> THE INPUT
════════════════════

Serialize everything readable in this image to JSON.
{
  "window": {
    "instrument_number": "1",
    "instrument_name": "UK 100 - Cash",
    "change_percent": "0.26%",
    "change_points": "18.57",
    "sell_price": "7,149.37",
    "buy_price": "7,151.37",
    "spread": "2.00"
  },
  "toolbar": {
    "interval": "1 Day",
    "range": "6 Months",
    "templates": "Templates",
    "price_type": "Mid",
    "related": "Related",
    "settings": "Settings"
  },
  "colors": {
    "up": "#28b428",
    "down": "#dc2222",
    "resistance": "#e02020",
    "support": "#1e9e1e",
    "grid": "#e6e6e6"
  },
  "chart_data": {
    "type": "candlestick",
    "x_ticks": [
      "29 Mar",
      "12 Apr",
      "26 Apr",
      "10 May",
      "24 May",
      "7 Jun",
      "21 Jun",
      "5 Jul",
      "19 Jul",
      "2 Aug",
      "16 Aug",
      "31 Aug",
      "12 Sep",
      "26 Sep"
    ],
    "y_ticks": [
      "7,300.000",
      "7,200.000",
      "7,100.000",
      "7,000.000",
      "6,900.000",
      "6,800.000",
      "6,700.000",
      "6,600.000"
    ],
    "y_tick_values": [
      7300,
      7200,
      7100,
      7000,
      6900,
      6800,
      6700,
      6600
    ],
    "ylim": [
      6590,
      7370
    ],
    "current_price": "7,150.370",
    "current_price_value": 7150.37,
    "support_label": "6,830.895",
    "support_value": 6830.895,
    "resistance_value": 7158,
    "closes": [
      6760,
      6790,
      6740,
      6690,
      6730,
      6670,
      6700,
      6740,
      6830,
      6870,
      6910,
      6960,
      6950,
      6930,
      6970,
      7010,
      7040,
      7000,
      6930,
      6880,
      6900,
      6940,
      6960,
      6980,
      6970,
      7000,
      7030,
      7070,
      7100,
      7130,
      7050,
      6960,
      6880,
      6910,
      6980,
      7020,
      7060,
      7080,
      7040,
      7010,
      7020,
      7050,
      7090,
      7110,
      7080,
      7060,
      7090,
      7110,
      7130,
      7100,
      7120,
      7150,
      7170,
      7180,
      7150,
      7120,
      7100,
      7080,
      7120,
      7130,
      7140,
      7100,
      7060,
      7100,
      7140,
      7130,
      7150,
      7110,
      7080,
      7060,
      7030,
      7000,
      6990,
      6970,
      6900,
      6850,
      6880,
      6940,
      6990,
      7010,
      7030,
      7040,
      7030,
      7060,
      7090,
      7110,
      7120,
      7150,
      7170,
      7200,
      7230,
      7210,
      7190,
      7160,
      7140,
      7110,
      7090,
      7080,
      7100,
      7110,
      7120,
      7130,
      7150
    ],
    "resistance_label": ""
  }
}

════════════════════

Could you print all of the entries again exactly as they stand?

> ANSWER SECTION
Serialize everything readable in this image to JSON.
{
  "window": {
    "instrument_number": "1",
    "instrument_name": "UK 100 - Cash",
    "change_percent": "0.26%",
    "change_points": "18.57",
    "sell_price": "7,149.37",
    "buy_price": "7,151.37",
    "spread": "2.00"
  },
  "toolbar": {
    "interval": "1 Day",
    "range": "6 Months",
    "templates": "Templates",
    "price_type": "Mid",
    "related": "Related",
    "settings": "Settings"
  },
  "colors": {
    "up": "#28b428",
    "down": "#dc2222",
    "resistance": "#e02020",
    "support": "#1e9e1e",
    "grid": "#e6e6e6"
  },
  "chart_data": {
    "type": "candlestick",
    "x_ticks": [
      "29 Mar",
      "12 Apr",
      "26 Apr",
      "10 May",
      "24 May",
      "7 Jun",
      "21 Jun",
      "5 Jul",
      "19 Jul",
      "2 Aug",
      "16 Aug",
      "31 Aug",
      "12 Sep",
      "26 Sep"
    ],
    "y_ticks": [
      "7,300.000",
      "7,200.000",
      "7,100.000",
      "7,000.000",
      "6,900.000",
      "6,800.000",
      "6,700.000",
      "6,600.000"
    ],
    "y_tick_values": [
      7300,
      7200,
      7100,
      7000,
      6900,
      6800,
      6700,
      6600
    ],
    "ylim": [
      6590,
      7370
    ],
    "current_price": "7,150.370",
    "current_price_value": 7150.37,
    "support_label": "6,830.895",
    "support_value": 6830.895,
    "resistance_value": 7158,
    "closes": [
      6760,
      6790,
      6740,
      6690,
      6730,
      6670,
      6700,
      6740,
      6830,
      6870,
      6910,
      6960,
      6950,
      6930,
      6970,
      7010,
      7040,
      7000,
      6930,
      6880,
      6900,
      6940,
      6960,
      6980,
      6970,
      7000,
      7030,
      7070,
      7100,
      7130,
      7050,
      6960,
      6880,
      6910,
      6980,
      7020,
      7060,
      7080,
      7040,
      7010,
      7020,
      7050,
      7090,
      7110,
      7080,
      7060,
      7090,
      7110,
      7130,
      7100,
      7120,
      7150,
      7170,
      7180,
      7150,
      7120,
      7100,
      7080,
      7120,
      7130,
      7140,
      7100,
      7060,
      7100,
      7140,
      7130,
      7150,
      7110,
      7080,
      7060,
      7030,
      7000,
      6990,
      6970,
      6900,
      6850,
      6880,
      6940,
      6990,
      7010,
      7030,
      7040,
      7030,
      7060,
      7090,
      7110,
      7120,
      7150,
      7170,
      7200,
      7230,
      7210,
      7190,
      7160,
      7140,
      7110,
      7090,
      7080,
      7100,
      7110,
      7120,
      7130,
      7150
    ],
    "resistance_label": ""
  }
}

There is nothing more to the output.